August 24, A.D. 79 -- Pompeii is destroyed
After I put in the preceding two posts on the Santorini eruption and the relationship to the Biblical Exodus, I discovered that today, August 24, is the 1927th anniversary of the eruption of Vesuvius and the consequent destruction of Pompeii.
Here is an interesting article on the dating of this historic event, and here is Wikipedia's article on Pompeii.
Augusta Georgia: technology@ugusta: Scientists validate Pompeii tragedy 8/28/97
Scientists validate Pompeii tragedy
Web posted August 29, 1997
WASHINGTON (AP) In a reliability test of a chemical dating technique, California scientists pinpointed with unprecedented accuracy the date of the Vesuvius volcano eruption that destroyed Pompeii in ancient Rome.
Researchers at the University of California, Berkeley, used lava from the Vesuvius explosion, which is known to have occurred in A.D. 79, to validate the accuracy of the widely used radioactive-argon dating system.
The results pegged the volcanic eruption at 1,925 years ago, off by just seven years from the date recorded by historians.

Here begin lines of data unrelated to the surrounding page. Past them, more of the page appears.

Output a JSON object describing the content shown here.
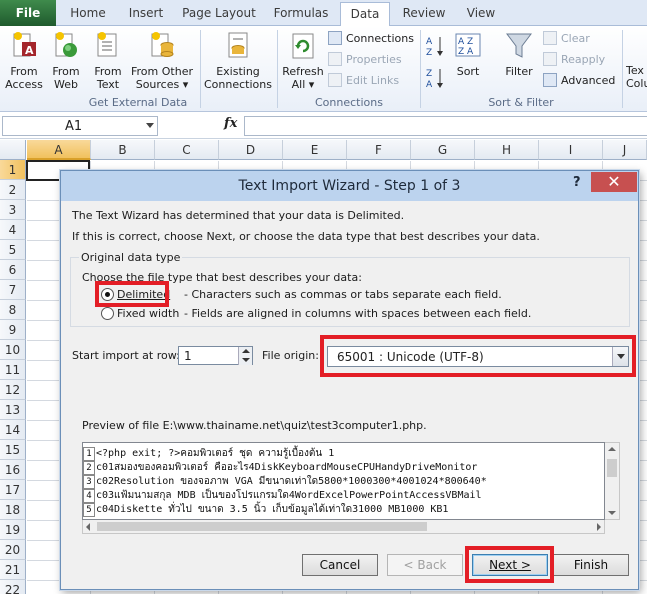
{
  "ribbon_tabs": [
    "File",
    "Home",
    "Insert",
    "Page Layout",
    "Formulas",
    "Data",
    "Review",
    "View"
  ],
  "ribbon": {
    "get_external": {
      "from_access": [
        "From",
        "Access"
      ],
      "from_web": [
        "From",
        "Web"
      ],
      "from_text": [
        "From",
        "Text"
      ],
      "from_other": [
        "From Other",
        "Sources"
      ],
      "existing": [
        "Existing",
        "Connections"
      ],
      "label": "Get External Data"
    },
    "connections": {
      "refresh": [
        "Refresh",
        "All"
      ],
      "connections": "Connections",
      "properties": "Properties",
      "edit_links": "Edit Links",
      "label": "Connections"
    },
    "sort_filter": {
      "sort": "Sort",
      "filter": "Filter",
      "clear": "Clear",
      "reapply": "Reapply",
      "advanced": "Advanced",
      "label": "Sort & Filter"
    },
    "partial": [
      "Tex",
      "Colu"
    ]
  },
  "formula_bar": {
    "name_box": "A1",
    "fx": "fx",
    "value": ""
  },
  "columns": [
    "A",
    "B",
    "C",
    "D",
    "E",
    "F",
    "G",
    "H",
    "I",
    "J"
  ],
  "rows": [
    "1",
    "2",
    "3",
    "4",
    "5",
    "6",
    "7",
    "8",
    "9",
    "10",
    "11",
    "12",
    "13",
    "14",
    "15",
    "16",
    "17",
    "18",
    "19",
    "20",
    "21",
    "22"
  ],
  "dialog": {
    "title": "Text Import Wizard - Step 1 of 3",
    "help": "?",
    "close": "✕",
    "intro1": "The Text Wizard has determined that your data is Delimited.",
    "intro2": "If this is correct, choose Next, or choose the data type that best describes your data.",
    "group_label": "Original data type",
    "group_hint": "Choose the file type that best describes your data:",
    "options": [
      {
        "label": "Delimited",
        "desc": "- Characters such as commas or tabs separate each field.",
        "selected": true
      },
      {
        "label": "Fixed width",
        "desc": "- Fields are aligned in columns with spaces between each field.",
        "selected": false
      }
    ],
    "start_row_label": "Start import at row:",
    "start_row_value": "1",
    "origin_label": "File origin:",
    "origin_value": "65001 : Unicode (UTF-8)",
    "preview_label": "Preview of file E:\\www.thainame.net\\quiz\\test3computer1.php.",
    "preview_lines": [
      {
        "n": "1",
        "text": "<?php exit; ?>คอมพิวเตอร์ ชุด ความรู้เบื้องต้น 1"
      },
      {
        "n": "2",
        "text": "c01สมองของคอมพิวเตอร์ คืออะไร4DiskKeyboardMouseCPUHandyDriveMonitor"
      },
      {
        "n": "3",
        "text": "c02Resolution ของจอภาพ VGA มีขนาดเท่าใด5800*1000300*4001024*800640*"
      },
      {
        "n": "4",
        "text": "c03แฟ้มนามสกุล MDB เป็นของโปรแกรมใด4WordExcelPowerPointAccessVBMail"
      },
      {
        "n": "5",
        "text": "c04Diskette ทั่วไป ขนาด 3.5 นิ้ว เก็บข้อมูลได้เท่าใด31000 MB1000 KB1"
      }
    ],
    "buttons": {
      "cancel": "Cancel",
      "back": "< Back",
      "next": "Next >",
      "finish": "Finish"
    }
  },
  "colors": {
    "highlight": "#e31e26",
    "title_bar": "#bcd3ee",
    "close": "#c75050"
  }
}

Other experts said the experiment was an important technical achievement because it was able to accurately establish the age of some of the youngest material ever tested.
A report on the research will be published Friday in the journal Science.
``We set out to date the very youngest thing we could in order to push the limits on this technique,'' said Paul R. Renne, first author of the study. ``This was kind of a ground truth test.''
The Vesuvius eruption suddenly buried Pompeii and some other Roman cities, trapping people in their homes and workplaces. Pompeii has since become one of the most celebrated archaeological digs in the world because it provides such a clear picture of how people lived in the first century.
Ancient Roman historian Pliny the Younger wrote about the eruption, saying
it occurred in the afternoon of what in modern calendars would be Aug. 24, A.D. 79, or 1,918 years ago.
With the undisputed accuracy of this date as a target, Renne said his team used the radioactive-argon dating technique on volcanic rock from Pompeii.
Renne said the result of 1,925 years has a scientific error range of plus or minus 94 years.
``We nailed the date to 5 percent on our first attempt, so we could probably get the error down to 1 percent or less,'' he said.
``This is a very impressive accomplishment,'' said G. Brent Dalrymple, dean of oceanography and an age-dating expert at Oregon State University in Corvalis. ``They've pushed the dating technique back younger and to more accuracy than before.''
Dalrymple said the radioactive-argon dating system is already accepted by most scientists as one of the most nearly accurate now in use and the new work hasn't changed that view.
The chemical dating system is known as argon-argon dating because it works by measuring the ratio of two isotopes of argon. It is a refinement of the potassium-argon technique.
Both systems are based on the fact that chemical isotopes decay over time at a known rate. Potassium-40, for instance, decays to argon-40. By measuring the ratio of the isotopes, it is possible to establish how long ago the sample was melted.
Berkeley scientists improved the potassium-argon technique by flooding the sample with neutrons. This converts the potassium-40 to argon-39, an isotope that does not naturally occur. The researchers then measured the ratio of argon-40 to argon-39. Penne said this improves the dating technique because it eliminates errors caused by contamination.
The new technique may make it possible to age-date samples as young as 1,000 years, something that has not been possible before, said Penne.